218. Freud's Nephew: The Underground HIstory of American Education by John Taylor Gatto from archive.org
Early in the twentieth century, official language, including official school language, became a deliberate, systematic exercise in illusion. Governments have always lied, of course, but at the beginning of the twentieth century an accretion of psychological insights gathered from past epochs of magic, theology, philosophy, arts, warfare, rumor, and madness, were collected,codified, and the conclusions sold to the leaders of political states, global corporations, and other powerful interests, welded into a technology of professionalized dishonesty. Secrets of crowd behavior and the presumed instrumental wiring of human nature were made available to anyone with the price of admission. The newly official pragmatic philosophy became a kind of anti-morality, superior to any ethical code fashioned out of custom and philosophy.
Four hundred years after Niccolo Machiavelli wrote his treatise on scientific deceit, Edward L. Bernays began to practice the scientific art of public deception, trading heavily on his uncle Sigmund Freud's notoriety. A decade earlier, Ivy Lee's publicity savvy had rescued the Rockefellers from their Ludlow Massacre disgrace. Public Relations as political science was off and running on the fast track.
Bernays was only a solitary word magician at the time, of course, but he was in an ideal position to capitalize quickly upon his rhetorical talent and to set his stamp on the new science's future. In 1928, Bernays published two books in quick succession which planted his flag in the dream terrain of the "unconscious." The first, Crystallizing Public Opinion, and the second, Propaganda. Adolf Hitler is said to have displayed both on a table in his office under a poster-sized picture of Henry Ford.' The new world was blazing a trail into an even newer world than it imagined. Both of Bernays' books argued that language could be used successfully to create new realities. Psychological science was so advanced, he claimed, it could substitute synthetic reality for natural reality, as urban society had successfully replaced our natural connection to birds, trees, and flowers with a substitute connection to billboards, cars, and bright lights.
Crystallizing Public Opinion and Propaganda had much to say to the newly minted administrative classes burgeoning all over American schools and colleges. In Propaganda, Bernays redefined democratic society, in the interests of the mass- production economy. I've selected three short excerpts from Bernays' classic which enriched him with corporate work in the seven decades of life he had left — he died inl995 at the age of 105 — after its publication.
The first assertion of Propaganda was that common people had to be regimented and governed from behind the scenes. Here are Bernays' actual words:
The need for invisible government has been increasingly
demonstrated, the technical means have been invented and developed by which public opinion may be regimented.
The next important contention was that the critical pollution of language necessary to make this work was already in use:
We are governed, our minds are molded, our tastes formed, our ideas suggested, largely by men we have never heard of. We are dominated by a relatively small number of persons who understand the mental processes and social patterns of the masses.

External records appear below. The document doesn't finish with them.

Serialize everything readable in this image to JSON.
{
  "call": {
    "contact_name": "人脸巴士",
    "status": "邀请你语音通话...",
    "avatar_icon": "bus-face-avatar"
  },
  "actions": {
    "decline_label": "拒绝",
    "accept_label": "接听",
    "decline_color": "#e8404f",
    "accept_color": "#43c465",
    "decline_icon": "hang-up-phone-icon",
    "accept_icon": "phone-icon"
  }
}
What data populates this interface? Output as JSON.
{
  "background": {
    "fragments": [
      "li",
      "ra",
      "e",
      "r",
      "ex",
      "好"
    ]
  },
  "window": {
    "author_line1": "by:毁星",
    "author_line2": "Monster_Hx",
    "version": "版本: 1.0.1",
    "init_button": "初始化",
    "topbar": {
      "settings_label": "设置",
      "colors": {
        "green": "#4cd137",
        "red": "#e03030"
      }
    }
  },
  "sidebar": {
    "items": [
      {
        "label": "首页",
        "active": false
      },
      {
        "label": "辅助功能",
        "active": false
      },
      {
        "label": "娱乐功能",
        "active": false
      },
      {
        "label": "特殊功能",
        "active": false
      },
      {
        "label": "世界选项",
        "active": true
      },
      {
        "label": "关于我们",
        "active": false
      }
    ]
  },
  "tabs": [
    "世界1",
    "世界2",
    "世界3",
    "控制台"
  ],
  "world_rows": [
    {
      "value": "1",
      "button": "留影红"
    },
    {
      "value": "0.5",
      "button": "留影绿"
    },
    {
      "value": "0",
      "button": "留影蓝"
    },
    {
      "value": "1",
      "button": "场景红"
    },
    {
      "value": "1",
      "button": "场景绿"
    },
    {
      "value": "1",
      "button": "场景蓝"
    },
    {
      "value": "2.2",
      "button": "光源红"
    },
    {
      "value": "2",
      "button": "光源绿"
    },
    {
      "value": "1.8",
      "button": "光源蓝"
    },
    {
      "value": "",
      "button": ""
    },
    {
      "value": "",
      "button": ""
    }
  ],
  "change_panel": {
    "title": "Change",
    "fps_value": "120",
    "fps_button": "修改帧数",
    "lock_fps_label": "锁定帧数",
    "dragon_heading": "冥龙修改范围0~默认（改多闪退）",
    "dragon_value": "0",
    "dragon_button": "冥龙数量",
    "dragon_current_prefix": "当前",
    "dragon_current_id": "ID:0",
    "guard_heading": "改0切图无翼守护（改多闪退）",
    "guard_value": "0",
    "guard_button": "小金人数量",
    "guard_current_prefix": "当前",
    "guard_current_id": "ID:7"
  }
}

It is they who pull the wires which control the public. Finally, Bernays attempts to provide a "moral" justification for proceeding as he suggests: The conscious manipulation of organized habits and opinions of the masses is an important element in a democratic society. Those who manipulate this unseen mechanism constitute an invisible government which is the true ruling power in this country.
This attitude of manipulation as an important component of "democratic" management entered the urban factory-school classroom in a big way at a time when psychology was taking over from academics as the tool of choice in America's German-inspired teacher training institutions. Bertrand Russell had been both a witness and an actor in the new climate of public deceits which characterized the post-WWI epoch. When its first phase was complete, he wrote in The Impact of Science on Society (1952) that the most important subject for the future would be "mass psychology" and "propaganda", studies which would be "rigidly confined to the governing class. The populace will not be allowed to know how its convictions were generated. "(emphasis added) Less than a decade later, Bernays was proud to add Adolf Hitler to his list of clients.